Entries from a dataset of interfaces:
━━━━
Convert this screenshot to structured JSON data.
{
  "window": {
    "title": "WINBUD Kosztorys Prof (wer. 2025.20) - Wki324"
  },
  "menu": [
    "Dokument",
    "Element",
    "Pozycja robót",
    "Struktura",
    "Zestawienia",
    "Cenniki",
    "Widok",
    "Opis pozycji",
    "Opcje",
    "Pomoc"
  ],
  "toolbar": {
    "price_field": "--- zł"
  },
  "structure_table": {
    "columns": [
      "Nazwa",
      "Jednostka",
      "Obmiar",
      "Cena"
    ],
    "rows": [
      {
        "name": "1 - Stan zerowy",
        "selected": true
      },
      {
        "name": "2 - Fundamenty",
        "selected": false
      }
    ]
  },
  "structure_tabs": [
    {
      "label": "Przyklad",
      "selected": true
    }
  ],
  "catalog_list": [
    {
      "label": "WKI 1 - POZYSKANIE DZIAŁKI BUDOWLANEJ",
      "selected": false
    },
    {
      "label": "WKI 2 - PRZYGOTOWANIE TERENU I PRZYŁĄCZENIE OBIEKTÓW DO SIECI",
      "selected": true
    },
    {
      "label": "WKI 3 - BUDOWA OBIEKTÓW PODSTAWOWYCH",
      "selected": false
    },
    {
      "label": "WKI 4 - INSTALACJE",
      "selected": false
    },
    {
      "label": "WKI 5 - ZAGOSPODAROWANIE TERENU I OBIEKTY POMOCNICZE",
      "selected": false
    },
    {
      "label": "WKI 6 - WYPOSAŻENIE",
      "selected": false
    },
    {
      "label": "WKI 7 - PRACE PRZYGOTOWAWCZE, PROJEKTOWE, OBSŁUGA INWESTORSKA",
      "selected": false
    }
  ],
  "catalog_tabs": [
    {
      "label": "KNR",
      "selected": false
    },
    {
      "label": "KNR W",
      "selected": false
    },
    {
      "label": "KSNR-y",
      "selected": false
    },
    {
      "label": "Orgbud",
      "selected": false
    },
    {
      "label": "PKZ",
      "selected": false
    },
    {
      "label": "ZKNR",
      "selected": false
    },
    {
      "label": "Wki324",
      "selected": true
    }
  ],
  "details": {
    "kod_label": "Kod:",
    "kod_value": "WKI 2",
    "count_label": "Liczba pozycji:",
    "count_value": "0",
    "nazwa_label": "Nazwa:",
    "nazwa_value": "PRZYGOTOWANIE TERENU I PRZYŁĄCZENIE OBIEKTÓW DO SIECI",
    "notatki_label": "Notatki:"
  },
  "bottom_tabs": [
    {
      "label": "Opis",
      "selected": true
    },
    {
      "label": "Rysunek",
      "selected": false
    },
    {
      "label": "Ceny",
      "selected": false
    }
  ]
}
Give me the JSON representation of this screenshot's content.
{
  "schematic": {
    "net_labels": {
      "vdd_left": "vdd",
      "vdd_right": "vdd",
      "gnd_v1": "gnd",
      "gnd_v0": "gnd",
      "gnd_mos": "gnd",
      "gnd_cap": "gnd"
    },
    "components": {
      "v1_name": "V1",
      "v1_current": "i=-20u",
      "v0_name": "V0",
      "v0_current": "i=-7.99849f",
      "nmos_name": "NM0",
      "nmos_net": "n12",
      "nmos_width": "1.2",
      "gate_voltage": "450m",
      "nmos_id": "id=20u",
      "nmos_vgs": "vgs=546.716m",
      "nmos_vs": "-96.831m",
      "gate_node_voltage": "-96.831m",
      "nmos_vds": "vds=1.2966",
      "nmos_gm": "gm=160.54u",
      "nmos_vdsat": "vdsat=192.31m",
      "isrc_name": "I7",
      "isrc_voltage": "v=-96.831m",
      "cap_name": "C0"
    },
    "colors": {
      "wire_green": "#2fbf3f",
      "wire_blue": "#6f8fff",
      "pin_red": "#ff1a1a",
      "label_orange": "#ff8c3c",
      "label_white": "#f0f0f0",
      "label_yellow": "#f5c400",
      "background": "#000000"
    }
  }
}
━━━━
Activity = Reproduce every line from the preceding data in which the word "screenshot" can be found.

Solution for this problem =
Convert this screenshot to structured JSON data.
Give me the JSON representation of this screenshot's content.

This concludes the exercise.